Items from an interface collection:
________________________

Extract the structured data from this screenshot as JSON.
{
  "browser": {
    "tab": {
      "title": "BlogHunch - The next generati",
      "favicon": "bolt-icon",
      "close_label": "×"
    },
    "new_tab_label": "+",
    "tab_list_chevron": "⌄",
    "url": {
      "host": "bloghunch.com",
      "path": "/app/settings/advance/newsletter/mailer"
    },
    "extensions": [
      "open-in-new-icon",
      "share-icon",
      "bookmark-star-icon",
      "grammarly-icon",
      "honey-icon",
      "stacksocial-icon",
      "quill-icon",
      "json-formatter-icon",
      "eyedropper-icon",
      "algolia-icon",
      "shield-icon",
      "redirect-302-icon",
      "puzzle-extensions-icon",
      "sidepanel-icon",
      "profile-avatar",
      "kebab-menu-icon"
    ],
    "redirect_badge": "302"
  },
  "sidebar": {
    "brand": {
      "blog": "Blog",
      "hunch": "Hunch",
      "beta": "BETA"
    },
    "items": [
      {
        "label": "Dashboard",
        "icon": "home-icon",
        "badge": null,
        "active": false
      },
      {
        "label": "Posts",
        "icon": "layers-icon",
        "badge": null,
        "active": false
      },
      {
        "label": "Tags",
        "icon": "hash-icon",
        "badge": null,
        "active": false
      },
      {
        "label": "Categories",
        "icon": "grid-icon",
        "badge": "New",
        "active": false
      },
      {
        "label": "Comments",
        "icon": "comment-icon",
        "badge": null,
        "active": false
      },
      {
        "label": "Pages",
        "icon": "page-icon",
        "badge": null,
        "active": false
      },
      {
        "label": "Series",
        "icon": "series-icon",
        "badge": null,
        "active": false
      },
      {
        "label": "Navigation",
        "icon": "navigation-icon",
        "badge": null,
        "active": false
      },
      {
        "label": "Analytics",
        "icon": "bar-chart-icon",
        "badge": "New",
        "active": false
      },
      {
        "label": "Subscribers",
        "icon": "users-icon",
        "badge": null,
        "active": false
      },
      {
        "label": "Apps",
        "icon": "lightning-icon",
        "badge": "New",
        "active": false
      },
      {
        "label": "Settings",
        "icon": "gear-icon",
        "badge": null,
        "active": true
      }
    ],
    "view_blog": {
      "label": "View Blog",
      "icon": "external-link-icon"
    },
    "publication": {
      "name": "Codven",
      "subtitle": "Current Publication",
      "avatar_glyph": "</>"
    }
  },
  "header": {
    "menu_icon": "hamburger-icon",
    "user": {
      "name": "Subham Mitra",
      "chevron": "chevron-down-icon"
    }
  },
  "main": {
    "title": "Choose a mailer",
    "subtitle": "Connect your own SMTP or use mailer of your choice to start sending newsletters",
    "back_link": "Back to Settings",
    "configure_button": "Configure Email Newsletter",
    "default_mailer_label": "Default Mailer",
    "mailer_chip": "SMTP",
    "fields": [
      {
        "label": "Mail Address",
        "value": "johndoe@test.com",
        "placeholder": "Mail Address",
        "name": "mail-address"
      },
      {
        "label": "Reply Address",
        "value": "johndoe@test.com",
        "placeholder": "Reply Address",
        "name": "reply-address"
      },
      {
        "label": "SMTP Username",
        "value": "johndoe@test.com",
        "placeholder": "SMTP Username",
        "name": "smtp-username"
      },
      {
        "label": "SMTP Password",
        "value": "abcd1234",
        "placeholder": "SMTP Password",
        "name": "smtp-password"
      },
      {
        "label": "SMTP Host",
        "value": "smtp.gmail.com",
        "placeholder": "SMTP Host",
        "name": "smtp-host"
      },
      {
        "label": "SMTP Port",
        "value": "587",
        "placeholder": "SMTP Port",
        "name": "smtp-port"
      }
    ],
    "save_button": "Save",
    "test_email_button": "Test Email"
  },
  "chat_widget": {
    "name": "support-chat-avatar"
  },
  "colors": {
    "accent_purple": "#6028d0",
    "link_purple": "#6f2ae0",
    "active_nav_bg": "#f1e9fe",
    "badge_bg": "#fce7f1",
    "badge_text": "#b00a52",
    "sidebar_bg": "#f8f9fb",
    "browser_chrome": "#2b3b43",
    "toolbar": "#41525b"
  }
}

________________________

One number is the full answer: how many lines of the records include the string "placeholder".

== PROBLEM SOLUTION ==
6